→ Aim of the task:
Using the listing below, copy every line that mentions "はじめに".

→ Exercise data:
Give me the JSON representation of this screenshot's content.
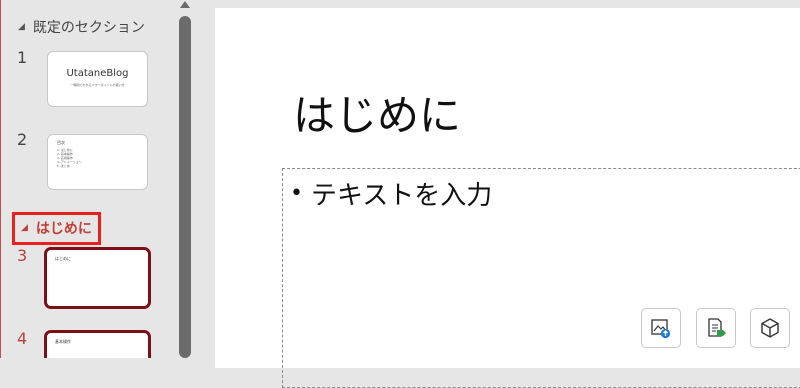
{
  "sidebar": {
    "sections": [
      {
        "label": "既定のセクション"
      },
      {
        "label": "はじめに"
      }
    ],
    "slides": [
      {
        "number": "1",
        "title": "UtataneBlog",
        "subtitle": "一時間でわかるパワーポイントの使い方"
      },
      {
        "number": "2",
        "title": "目次",
        "items": [
          "はじめに",
          "基本操作",
          "応用操作",
          "アニメーション",
          "まとめ"
        ]
      },
      {
        "number": "3",
        "title": "はじめに"
      },
      {
        "number": "4",
        "title": "基本操作"
      }
    ]
  },
  "slide": {
    "title": "はじめに",
    "body_placeholder": "テキストを入力",
    "insert_icons": [
      "insert-picture-icon",
      "insert-document-icon",
      "insert-3d-model-icon"
    ]
  },
  "colors": {
    "section_highlight": "#e8201f",
    "selected_border": "#7a1116",
    "active_text": "#c0413a"
  }
}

→ Result of the exercise:
        "label": "はじめに"
          "はじめに",
        "title": "はじめに"
    "title": "はじめに",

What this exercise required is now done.